1. Nostalgia has multiple manifestations and cannot be reduced to a singular definition, accommodating both progressive and regressive impulses.

2. The contrarieties of nostalgia are evident in both vernacular and media forms of remembering and historical reconstruction.

3. The interrelations between the contrarieties of nostalgia have the potential for sociological critique.

Article analysis:

As a critical analysis of nostalgia, the article by Michael Pickering and Emily Keightley provides a comprehensive overview of the various manifestations and meanings of nostalgia. However, the authors' argument that nostalgia can accommodate both progressive and regressive impulses is not fully supported by evidence. While they acknowledge that nostalgia is a response to loss endemic in modernity, they do not sufficiently explore how this loss is experienced differently by different social groups.

Furthermore, the authors' focus on media forms of remembering and historical reconstruction neglects the role of personal memory and individual experiences in shaping nostalgia. The article also lacks consideration of the potential risks associated with nostalgic impulses, such as romanticizing an idealized past or ignoring present-day problems.

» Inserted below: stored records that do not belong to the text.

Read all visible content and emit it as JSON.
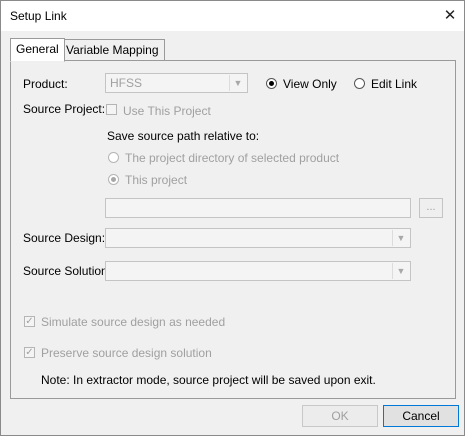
{
  "window": {
    "title": "Setup Link",
    "close_glyph": "✕"
  },
  "tabs": [
    {
      "label": "General",
      "active": true
    },
    {
      "label": "Variable Mapping",
      "active": false
    }
  ],
  "product": {
    "label": "Product:",
    "value": "HFSS",
    "view_only_label": "View Only",
    "edit_link_label": "Edit Link",
    "mode_selected": "View Only"
  },
  "source_project": {
    "label": "Source Project:",
    "use_this_project_label": "Use This Project",
    "use_this_project_checked": false,
    "save_path_label": "Save source path relative to:",
    "option_product_dir": "The project directory of selected product",
    "option_this_project": "This project",
    "selected_option": "This project",
    "path_value": "",
    "browse_label": "..."
  },
  "source_design": {
    "label": "Source Design:",
    "value": ""
  },
  "source_solution": {
    "label": "Source Solution:",
    "value": ""
  },
  "options": {
    "simulate_label": "Simulate source design as needed",
    "simulate_checked": true,
    "preserve_label": "Preserve source design solution",
    "preserve_checked": true
  },
  "note": "Note: In extractor mode, source project will be saved upon exit.",
  "buttons": {
    "ok": "OK",
    "cancel": "Cancel"
  },
  "check_glyph": "✓",
  "arrow_glyph": "▼"
}
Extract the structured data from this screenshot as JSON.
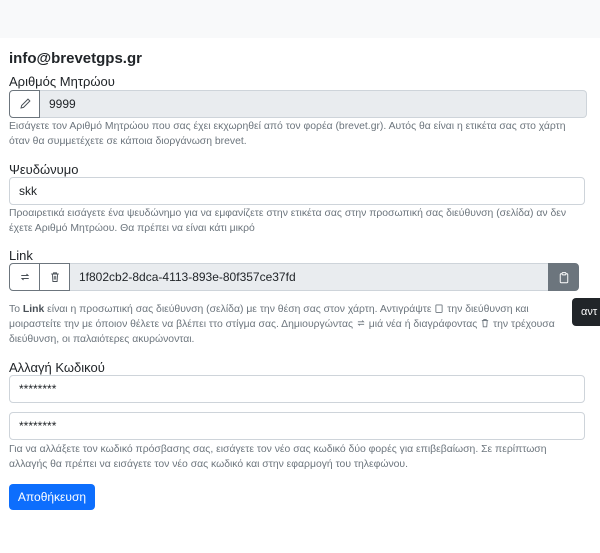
{
  "header": {
    "email": "info@brevetgps.gr"
  },
  "registration": {
    "label": "Αριθμός Μητρώου",
    "value": "9999",
    "help": "Εισάγετε τον Αριθμό Μητρώου που σας έχει εκχωρηθεί από τον φορέα (brevet.gr). Αυτός θα είναι η ετικέτα σας στο χάρτη όταν θα συμμετέχετε σε κάποια διοργάνωση brevet."
  },
  "nickname": {
    "label": "Ψευδώνυμο",
    "value": "skk",
    "help": "Προαιρετικά εισάγετε ένα ψευδώνημο για να εμφανίζετε στην ετικέτα σας στην προσωπική σας διεύθυνση (σελίδα) αν δεν έχετε Αριθμό Μητρώου. Θα πρέπει να είναι κάτι μικρό"
  },
  "link": {
    "label": "Link",
    "value": "1f802cb2-8dca-4113-893e-80f357ce37fd",
    "help_pre": "Το ",
    "help_bold": "Link",
    "help_1": " είναι η προσωπική σας διεύθυνση (σελίδα) με την θέση σας στον χάρτη. Αντιγράψτε ",
    "help_2": " την διεύθυνση και μοιραστείτε την με όποιον θέλετε να βλέπει ττο στίγμα σας. Δημιουργώντας ",
    "help_3": " μιά νέα ή διαγράφοντας ",
    "help_4": " την τρέχουσα διεύθυνση, οι παλαιότερες ακυρώνονται."
  },
  "tooltip": {
    "text": "αντ"
  },
  "password": {
    "label": "Αλλαγή Κωδικού",
    "value1": "********",
    "value2": "********",
    "help": "Για να αλλάξετε τον κωδικό πρόσβασης σας, εισάγετε τον νέο σας κωδικό δύο φορές για επιβεβαίωση. Σε περίπτωση αλλαγής θα πρέπει να εισάγετε τον νέο σας κωδικό και στην εφαρμογή του τηλεφώνου."
  },
  "actions": {
    "save_label": "Αποθήκευση"
  },
  "icons": {
    "registration_addon": "pencil-icon",
    "link_refresh": "refresh-icon",
    "link_delete": "trash-icon",
    "link_copy": "clipboard-icon"
  },
  "colors": {
    "primary": "#0d6efd",
    "secondary": "#6c757d",
    "readonly_bg": "#e9ecef",
    "help_text": "#6c757d"
  }
}
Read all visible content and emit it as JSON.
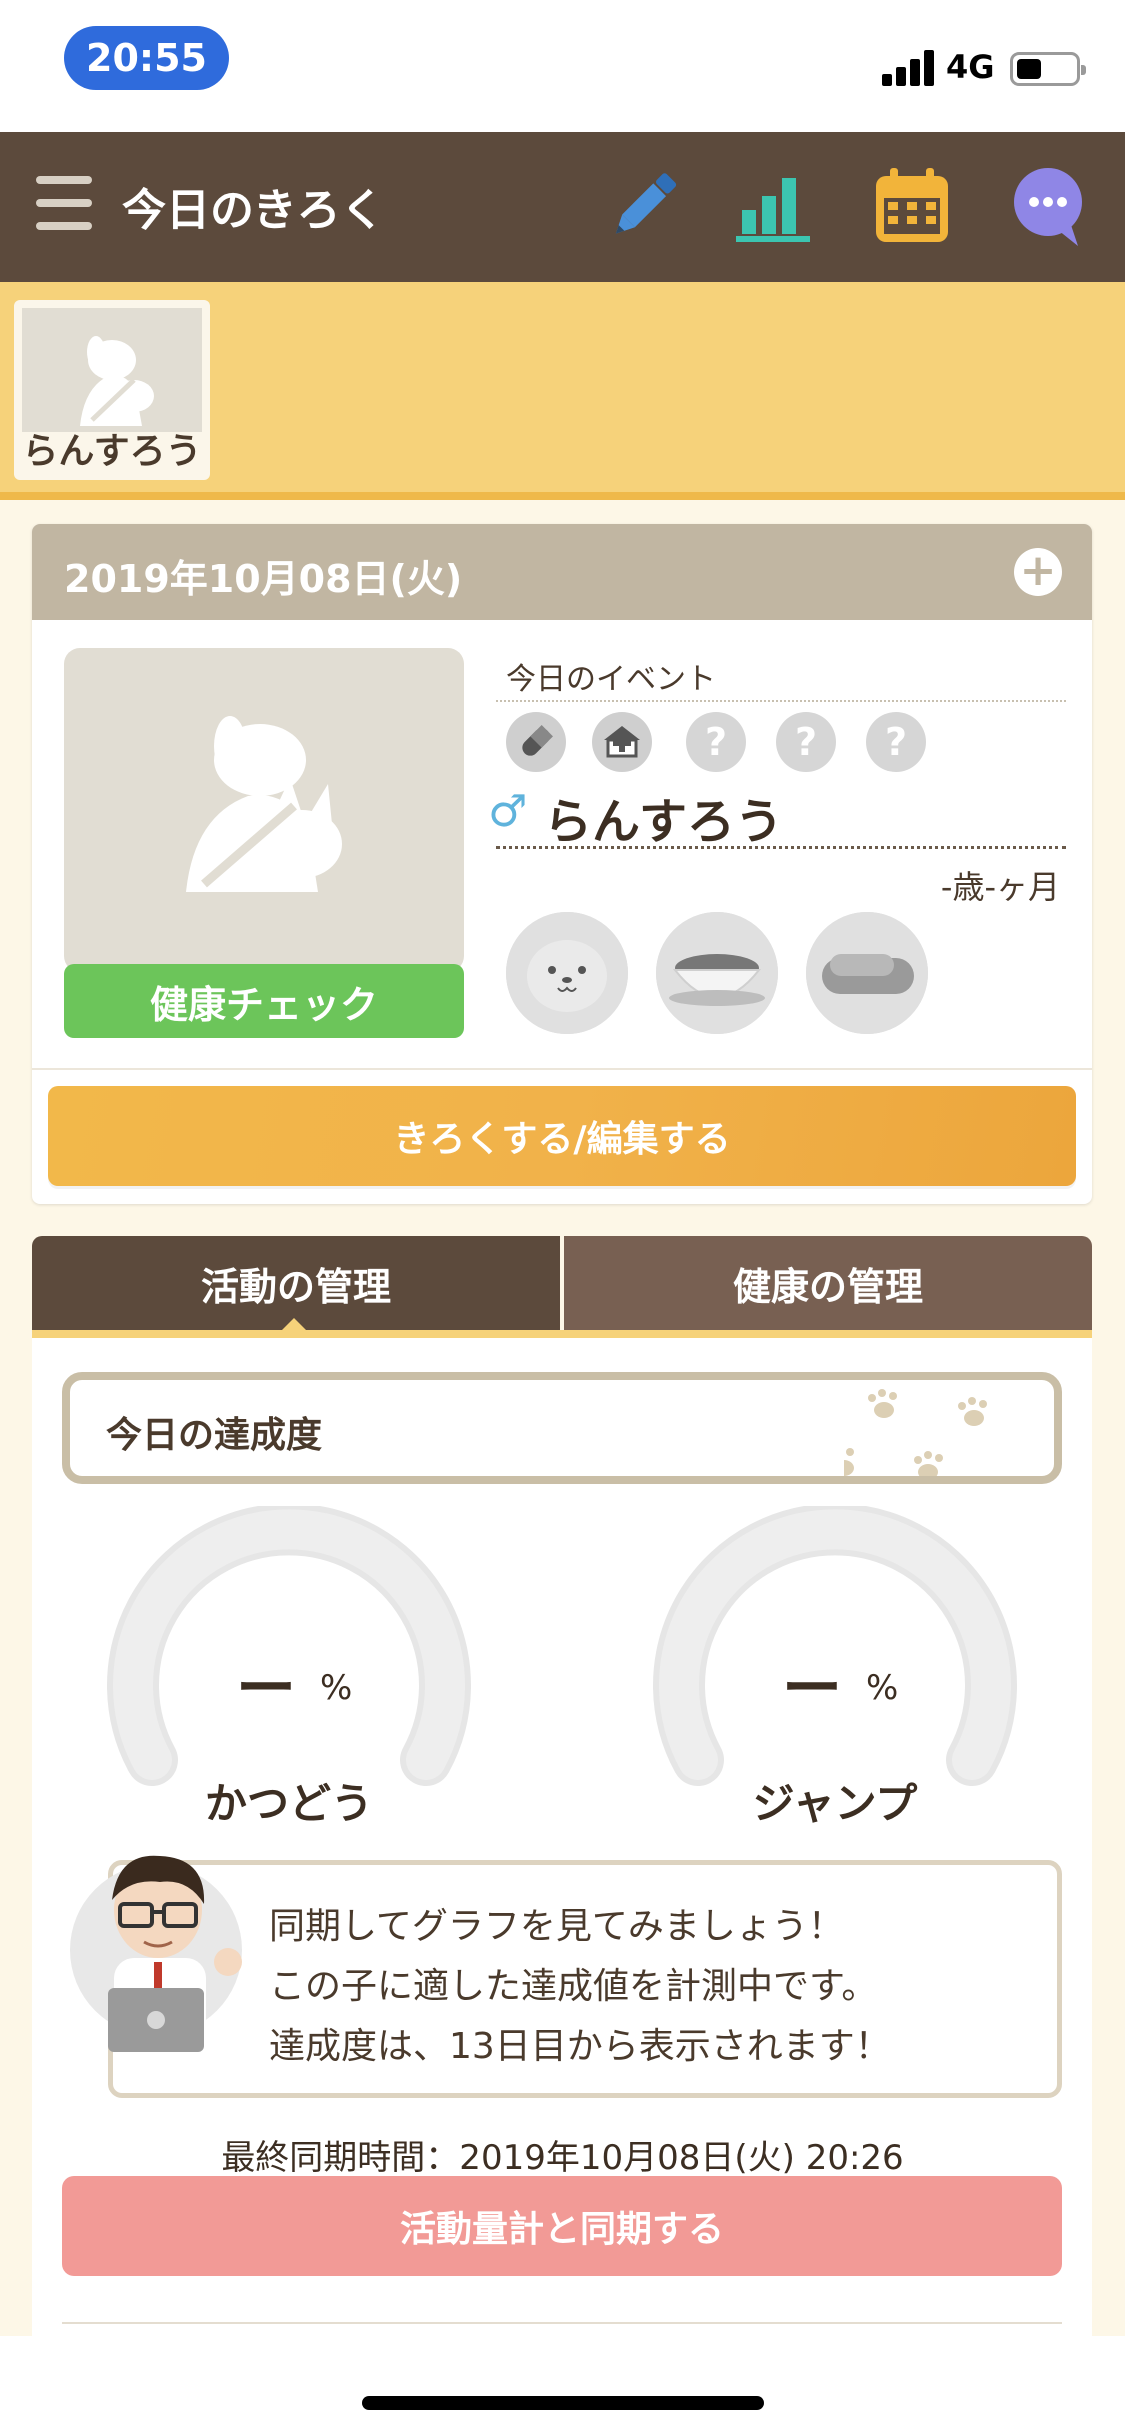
{
  "status_bar": {
    "time": "20:55",
    "network": "4G"
  },
  "header": {
    "title": "今日のきろく",
    "icons": [
      "menu-icon",
      "pencil-icon",
      "bar-chart-icon",
      "calendar-icon",
      "chat-icon"
    ],
    "colors": {
      "bar": "#5c4a3c",
      "pencil": "#4a90d9",
      "chart": "#3cc5b0",
      "calendar": "#f2b43a",
      "chat": "#8f86e6"
    }
  },
  "pet_tab": {
    "name": "らんすろう"
  },
  "date_card": {
    "date": "2019年10月08日(火)",
    "health_check_label": "健康チェック",
    "event_label": "今日のイベント",
    "event_icons": [
      "pill-icon",
      "hospital-icon",
      "unknown-icon",
      "unknown-icon",
      "unknown-icon"
    ],
    "unknown_glyph": "?",
    "gender_symbol": "♂",
    "pet_name": "らんすろう",
    "age": "-歳-ヶ月",
    "status_icons": [
      "face-icon",
      "food-bowl-icon",
      "bed-icon"
    ],
    "record_button": "きろくする/編集する"
  },
  "tabs": {
    "activity": "活動の管理",
    "health": "健康の管理",
    "active": "activity"
  },
  "achievement": {
    "title": "今日の達成度",
    "gauges": [
      {
        "value": "ー",
        "unit": "%",
        "label": "かつどう"
      },
      {
        "value": "ー",
        "unit": "%",
        "label": "ジャンプ"
      }
    ]
  },
  "advice": {
    "lines": [
      "同期してグラフを見てみましょう！",
      "この子に適した達成値を計測中です。",
      "達成度は、13日目から表示されます！"
    ]
  },
  "sync": {
    "last_sync": "最終同期時間：2019年10月08日(火) 20:26",
    "button": "活動量計と同期する"
  }
}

Overall, while the article offers valuable insights into the complexities of nostalgia, it could benefit from a more nuanced examination of its potential drawbacks and limitations.